**Work required**
Leave out the images and return all the data word for word.

══ Dataset excerpts

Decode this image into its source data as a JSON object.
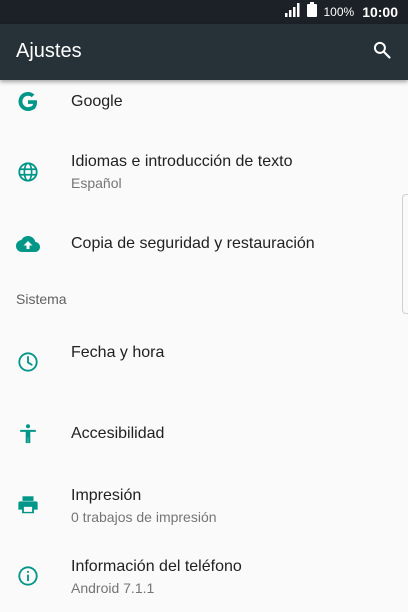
{
  "status_bar": {
    "battery_percent": "100%",
    "time": "10:00",
    "icons": [
      "signal-icon",
      "battery-icon"
    ]
  },
  "app_bar": {
    "title": "Ajustes",
    "search_icon": "search-icon"
  },
  "items": [
    {
      "title": "Google",
      "subtitle": "",
      "icon": "google-icon"
    },
    {
      "title": "Idiomas e introducción de texto",
      "subtitle": "Español",
      "icon": "globe-icon"
    },
    {
      "title": "Copia de seguridad y restauración",
      "subtitle": "",
      "icon": "cloud-upload-icon"
    }
  ],
  "section": {
    "label": "Sistema"
  },
  "system_items": [
    {
      "title": "Fecha y hora",
      "subtitle": "",
      "icon": "clock-icon"
    },
    {
      "title": "Accesibilidad",
      "subtitle": "",
      "icon": "accessibility-icon"
    },
    {
      "title": "Impresión",
      "subtitle": "0 trabajos de impresión",
      "icon": "printer-icon"
    },
    {
      "title": "Información del teléfono",
      "subtitle": "Android 7.1.1",
      "icon": "info-icon"
    }
  ],
  "colors": {
    "status_bar": "#1b2127",
    "app_bar": "#263238",
    "accent": "#009688",
    "background": "#fafafa",
    "primary_text": "#212121",
    "secondary_text": "#757575"
  }
}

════

**Output below**
Decode this image into its source data as a JSON object.
{
  "status_bar": {
    "battery_percent": "100%",
    "time": "10:00",
    "icons": [
      "signal-icon",
      "battery-icon"
    ]
  },
  "app_bar": {
    "title": "Ajustes",
    "search_icon": "search-icon"
  },
  "items": [
    {
      "title": "Google",
      "subtitle": "",
      "icon": "google-icon"
    },
    {
      "title": "Idiomas e introducción de texto",
      "subtitle": "Español",
      "icon": "globe-icon"
    },
    {
      "title": "Copia de seguridad y restauración",
      "subtitle": "",
      "icon": "cloud-upload-icon"
    }
  ],
  "section": {
    "label": "Sistema"
  },
  "system_items": [
    {
      "title": "Fecha y hora",
      "subtitle": "",
      "icon": "clock-icon"
    },
    {
      "title": "Accesibilidad",
      "subtitle": "",
      "icon": "accessibility-icon"
    },
    {
      "title": "Impresión",
      "subtitle": "0 trabajos de impresión",
      "icon": "printer-icon"
    },
    {
      "title": "Información del teléfono",
      "subtitle": "Android 7.1.1",
      "icon": "info-icon"
    }
  ],
  "colors": {
    "status_bar": "#1b2127",
    "app_bar": "#263238",
    "accent": "#009688",
    "background": "#fafafa",
    "primary_text": "#212121",
    "secondary_text": "#757575"
  }
}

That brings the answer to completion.